**Your goal**
For every line in the listing below that contains the word "vínculos", add one to the tally. State the final number and nothing else.

**Input for this task**
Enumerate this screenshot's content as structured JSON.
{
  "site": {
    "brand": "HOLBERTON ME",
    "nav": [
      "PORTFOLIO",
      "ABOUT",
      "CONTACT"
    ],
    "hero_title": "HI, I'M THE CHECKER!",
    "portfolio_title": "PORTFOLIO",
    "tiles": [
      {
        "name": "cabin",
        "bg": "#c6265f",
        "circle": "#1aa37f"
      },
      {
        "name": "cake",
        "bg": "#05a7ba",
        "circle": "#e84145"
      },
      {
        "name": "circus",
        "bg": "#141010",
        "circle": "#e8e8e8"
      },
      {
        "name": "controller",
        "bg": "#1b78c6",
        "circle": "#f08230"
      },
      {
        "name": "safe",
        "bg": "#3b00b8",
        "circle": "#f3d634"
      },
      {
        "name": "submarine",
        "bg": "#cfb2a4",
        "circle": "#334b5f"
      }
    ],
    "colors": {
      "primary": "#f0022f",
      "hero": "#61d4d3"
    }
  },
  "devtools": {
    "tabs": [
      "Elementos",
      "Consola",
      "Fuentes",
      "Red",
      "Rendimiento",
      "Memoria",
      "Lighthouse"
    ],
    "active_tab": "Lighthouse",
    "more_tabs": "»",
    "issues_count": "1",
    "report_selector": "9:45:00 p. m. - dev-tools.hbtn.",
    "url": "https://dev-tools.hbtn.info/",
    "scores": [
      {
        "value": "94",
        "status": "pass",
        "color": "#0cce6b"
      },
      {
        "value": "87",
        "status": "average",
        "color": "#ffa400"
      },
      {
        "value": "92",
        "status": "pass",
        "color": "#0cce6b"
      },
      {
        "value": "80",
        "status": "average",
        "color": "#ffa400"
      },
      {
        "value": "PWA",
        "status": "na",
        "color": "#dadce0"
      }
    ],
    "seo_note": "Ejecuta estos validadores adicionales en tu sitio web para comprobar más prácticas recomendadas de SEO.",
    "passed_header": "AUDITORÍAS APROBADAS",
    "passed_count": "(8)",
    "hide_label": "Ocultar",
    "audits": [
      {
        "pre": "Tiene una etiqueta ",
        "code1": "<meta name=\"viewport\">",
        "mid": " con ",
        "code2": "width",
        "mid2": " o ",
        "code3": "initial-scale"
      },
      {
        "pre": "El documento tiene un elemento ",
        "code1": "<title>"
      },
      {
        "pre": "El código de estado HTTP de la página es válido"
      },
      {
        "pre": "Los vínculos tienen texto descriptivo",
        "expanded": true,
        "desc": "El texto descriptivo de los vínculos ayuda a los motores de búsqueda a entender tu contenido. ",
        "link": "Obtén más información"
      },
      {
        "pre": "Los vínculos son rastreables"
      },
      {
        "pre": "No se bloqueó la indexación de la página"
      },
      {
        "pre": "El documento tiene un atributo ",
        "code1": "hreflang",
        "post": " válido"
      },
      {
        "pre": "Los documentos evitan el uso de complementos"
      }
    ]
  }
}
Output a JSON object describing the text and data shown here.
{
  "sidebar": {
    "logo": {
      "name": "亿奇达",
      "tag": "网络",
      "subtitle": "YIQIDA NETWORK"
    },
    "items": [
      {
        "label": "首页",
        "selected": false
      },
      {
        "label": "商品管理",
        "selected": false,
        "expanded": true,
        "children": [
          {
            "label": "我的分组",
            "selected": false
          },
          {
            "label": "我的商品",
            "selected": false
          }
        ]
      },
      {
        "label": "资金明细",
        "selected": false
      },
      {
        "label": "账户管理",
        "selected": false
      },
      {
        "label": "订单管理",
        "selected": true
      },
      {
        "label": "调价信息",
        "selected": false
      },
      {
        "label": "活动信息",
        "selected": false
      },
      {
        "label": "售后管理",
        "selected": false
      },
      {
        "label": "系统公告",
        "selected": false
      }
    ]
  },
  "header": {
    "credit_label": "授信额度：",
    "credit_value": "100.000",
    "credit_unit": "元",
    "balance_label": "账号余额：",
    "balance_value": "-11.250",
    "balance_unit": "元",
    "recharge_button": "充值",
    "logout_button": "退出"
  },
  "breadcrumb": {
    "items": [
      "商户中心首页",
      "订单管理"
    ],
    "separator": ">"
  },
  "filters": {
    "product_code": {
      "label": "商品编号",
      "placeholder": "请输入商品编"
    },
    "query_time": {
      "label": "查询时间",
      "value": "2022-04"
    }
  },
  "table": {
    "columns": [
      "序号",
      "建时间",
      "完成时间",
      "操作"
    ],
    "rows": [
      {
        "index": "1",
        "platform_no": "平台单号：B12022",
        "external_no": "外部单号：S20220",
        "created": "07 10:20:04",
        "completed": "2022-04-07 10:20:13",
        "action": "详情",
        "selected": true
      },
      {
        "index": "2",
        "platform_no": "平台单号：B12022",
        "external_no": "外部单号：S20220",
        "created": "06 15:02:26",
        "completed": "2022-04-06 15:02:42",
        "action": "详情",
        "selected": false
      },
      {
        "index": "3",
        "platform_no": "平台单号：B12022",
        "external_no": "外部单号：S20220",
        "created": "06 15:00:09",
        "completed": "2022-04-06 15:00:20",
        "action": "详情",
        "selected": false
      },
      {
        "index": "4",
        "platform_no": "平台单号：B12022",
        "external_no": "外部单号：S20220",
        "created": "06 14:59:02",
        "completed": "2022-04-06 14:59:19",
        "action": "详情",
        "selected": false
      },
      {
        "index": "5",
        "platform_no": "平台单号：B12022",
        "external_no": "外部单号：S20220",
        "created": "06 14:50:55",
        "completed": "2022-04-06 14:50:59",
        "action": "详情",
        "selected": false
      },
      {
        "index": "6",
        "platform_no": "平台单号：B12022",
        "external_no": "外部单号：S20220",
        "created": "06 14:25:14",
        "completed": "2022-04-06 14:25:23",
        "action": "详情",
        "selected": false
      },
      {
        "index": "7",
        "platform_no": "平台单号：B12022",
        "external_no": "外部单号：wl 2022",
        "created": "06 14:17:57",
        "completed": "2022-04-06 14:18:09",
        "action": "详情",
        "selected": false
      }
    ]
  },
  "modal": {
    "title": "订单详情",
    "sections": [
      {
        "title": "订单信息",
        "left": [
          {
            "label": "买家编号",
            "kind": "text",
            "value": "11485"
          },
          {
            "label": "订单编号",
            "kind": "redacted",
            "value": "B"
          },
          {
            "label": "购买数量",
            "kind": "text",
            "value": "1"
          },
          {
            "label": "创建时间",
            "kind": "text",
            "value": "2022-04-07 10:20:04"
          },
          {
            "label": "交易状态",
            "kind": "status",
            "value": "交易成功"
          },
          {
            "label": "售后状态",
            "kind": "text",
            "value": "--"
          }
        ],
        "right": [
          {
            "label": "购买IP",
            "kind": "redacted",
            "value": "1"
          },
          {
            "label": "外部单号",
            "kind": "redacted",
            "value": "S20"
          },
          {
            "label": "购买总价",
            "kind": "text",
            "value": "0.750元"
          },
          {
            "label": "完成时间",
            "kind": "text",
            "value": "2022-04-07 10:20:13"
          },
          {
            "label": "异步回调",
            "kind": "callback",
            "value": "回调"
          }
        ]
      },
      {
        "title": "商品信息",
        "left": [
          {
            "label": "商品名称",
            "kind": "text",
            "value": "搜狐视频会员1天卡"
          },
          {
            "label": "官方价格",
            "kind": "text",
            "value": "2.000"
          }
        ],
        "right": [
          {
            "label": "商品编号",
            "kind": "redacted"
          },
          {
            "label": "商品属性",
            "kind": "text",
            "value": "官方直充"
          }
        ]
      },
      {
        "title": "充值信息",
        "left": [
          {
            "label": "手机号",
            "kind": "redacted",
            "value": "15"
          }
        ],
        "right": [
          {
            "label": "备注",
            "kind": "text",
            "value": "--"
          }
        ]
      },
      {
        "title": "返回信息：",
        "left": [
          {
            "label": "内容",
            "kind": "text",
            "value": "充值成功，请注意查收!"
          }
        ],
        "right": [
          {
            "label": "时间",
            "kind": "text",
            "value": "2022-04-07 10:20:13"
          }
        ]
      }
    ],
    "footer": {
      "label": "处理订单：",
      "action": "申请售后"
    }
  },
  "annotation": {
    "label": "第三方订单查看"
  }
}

**Output of the task**
3